__Work task__. Find the lines below in which the string "with" occurs. Copy each one.

====== Data in this exercise ======

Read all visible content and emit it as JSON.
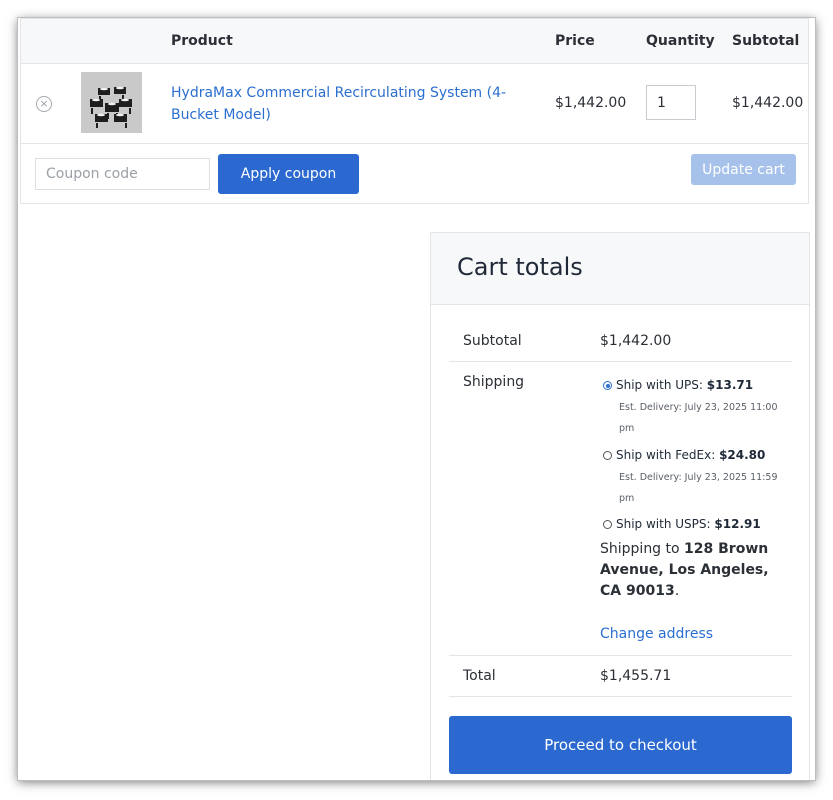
{
  "cart": {
    "headers": {
      "product": "Product",
      "price": "Price",
      "quantity": "Quantity",
      "subtotal": "Subtotal"
    },
    "item": {
      "remove_icon": "close-circle-icon",
      "remove_glyph": "×",
      "name": "HydraMax Commercial Recirculating System (4-Bucket Model)",
      "price": "$1,442.00",
      "quantity": "1",
      "subtotal": "$1,442.00"
    },
    "coupon_placeholder": "Coupon code",
    "apply_label": "Apply coupon",
    "update_label": "Update cart",
    "colors": {
      "primary": "#2b68cf",
      "disabled": "#a7c2ea",
      "link": "#2b6fd1"
    }
  },
  "totals": {
    "title": "Cart totals",
    "subtotal_label": "Subtotal",
    "subtotal_value": "$1,442.00",
    "shipping_label": "Shipping",
    "options": [
      {
        "label": "Ship with UPS:",
        "price": "$13.71",
        "est": "Est. Delivery: July 23, 2025 11:00 pm",
        "selected": true
      },
      {
        "label": "Ship with FedEx:",
        "price": "$24.80",
        "est": "Est. Delivery: July 23, 2025 11:59 pm",
        "selected": false
      },
      {
        "label": "Ship with USPS:",
        "price": "$12.91",
        "est": "",
        "selected": false
      }
    ],
    "ship_to_prefix": "Shipping to ",
    "ship_to_address": "128 Brown Avenue, Los Angeles, CA 90013",
    "ship_to_suffix": ".",
    "change_address": "Change address",
    "total_label": "Total",
    "total_value": "$1,455.71",
    "checkout_label": "Proceed to checkout"
  }
}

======

__Result of the task__.
        "label": "Ship with UPS:",
        "label": "Ship with FedEx:",
        "label": "Ship with USPS:",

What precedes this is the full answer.